If an architect was to pass the waterproofing design of a basement, for example, onto the structural engineer in the normal fashion and that basement later shows damp, the client’s lawyer will advise him not to worry about whose responsibility it is but to simply sue the architect, structural engineer, services engineer and contractor all together. Eventually as more evidence is obtained, it may become obvious whose fault it is and the claimant will drop the pursuit of some more distant members of the team.
In the meantime, the team members who were not involved in the design have nevertheless made a claim on their PI insurance and their insurers have had to pay for lawyers to defend them as far as the claim against them ran. This will appear as a paid out claim even if they were found to have no fault. In some cases, a designer, who had really nothing to do with the problem has had to defend themselves all the way through at trial and the judge may find they had some trivial participation in causing the problem like introducing the specialist who did cause the problem.

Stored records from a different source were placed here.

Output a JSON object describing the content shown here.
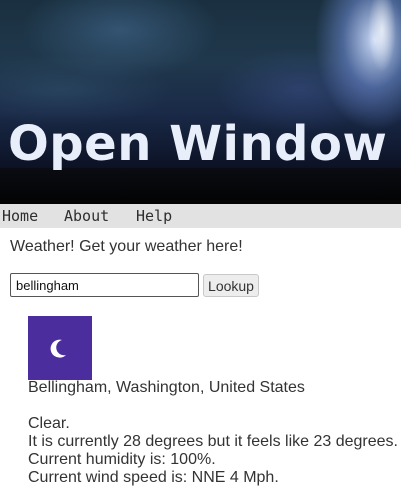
{
  "site": {
    "title": "Open Window"
  },
  "nav": {
    "items": [
      "Home",
      "About",
      "Help"
    ]
  },
  "tagline": "Weather! Get your weather here!",
  "search": {
    "value": "bellingham",
    "button_label": "Lookup"
  },
  "weather": {
    "icon": "moon-icon",
    "location": "Bellingham, Washington, United States",
    "condition": "Clear.",
    "temperature_text": "It is currently 28 degrees but it feels like 23 degrees.",
    "humidity_text": "Current humidity is: 100%.",
    "wind_text": "Current wind speed is: NNE 4 Mph."
  },
  "colors": {
    "icon_background": "#4b2d9d",
    "nav_background": "#e2e2e2"
  }
}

Multiple defendant lawsuits are extremely inefficient in that every defendant team member has to get “lawyered up” individually and a huge number of solicitors and barristers duplicate each others work defending the many members of the building team caught in the net. The legal costs can often grow larger than the eventual cost of rectifying the problem and losing claimants still only pay a portion of the costs of resisting the suit. One suspects that far and away the lion’s share of PI claims paid out each year are for legal defence fees rather than for actual damages. Lawyers should be required to “triage” their claims with respect to the building team. There should be defined consequences for frivolously including remote members of the team with little or no potential to have caused the problem.
To some extent this can be alleviated through Net Contribution Clauses in Appointments that say that the consultant will not have to pay out more than his portion of the liability for the damage within the team. These are strongly resisted by client lawyers who are understandably looking for a way to get their clients reimbursed by whoever is solvent and insured regardless of who is to blame.
The way to alleviating insurers concerns in this burgeoning environment of exclusions is to find a way to pass off the responsibility for these difficult categories of building onto specialists who have specific training and experience to handle them. Structural engineers must be instructed for basements, especially retrofit ones. Cladding designers must be engaged for rainscreen type elevations. Fire safety engineers should be commonly hired to work out compliance with means of escape regulations. If architects undertake to always advise their clients to hire such specialists whenever relevant, then the insurers should feel much more confidant about covering the architect’s risk. Of course, these specialists are now finding it difficult to get insurance for themselves.
One way to avoid the draconian all encompassing net is through individual project insurance which will pay out for a fault regardless of who may have caused it usually for a period of 10 years from completion. This protects the claimant and gets them paid quickly but a claim can still be launched by the project insurers against team members who those project insurers deem liable.
Policy Exclusions represent a clear danger to practice and of course to the public if practices cannot pay out when found to be negligent. This will continue to be a factor in some unavoidable categories. They can be modified through negotiation of policy wording or by government intervention as in the case of vehicle insurance where policies have to cover certain aspects and categories for the protection of the public.
Alfred Munkenbeck of Munkenbeck and Partners is a member of RIBA and ACA Councils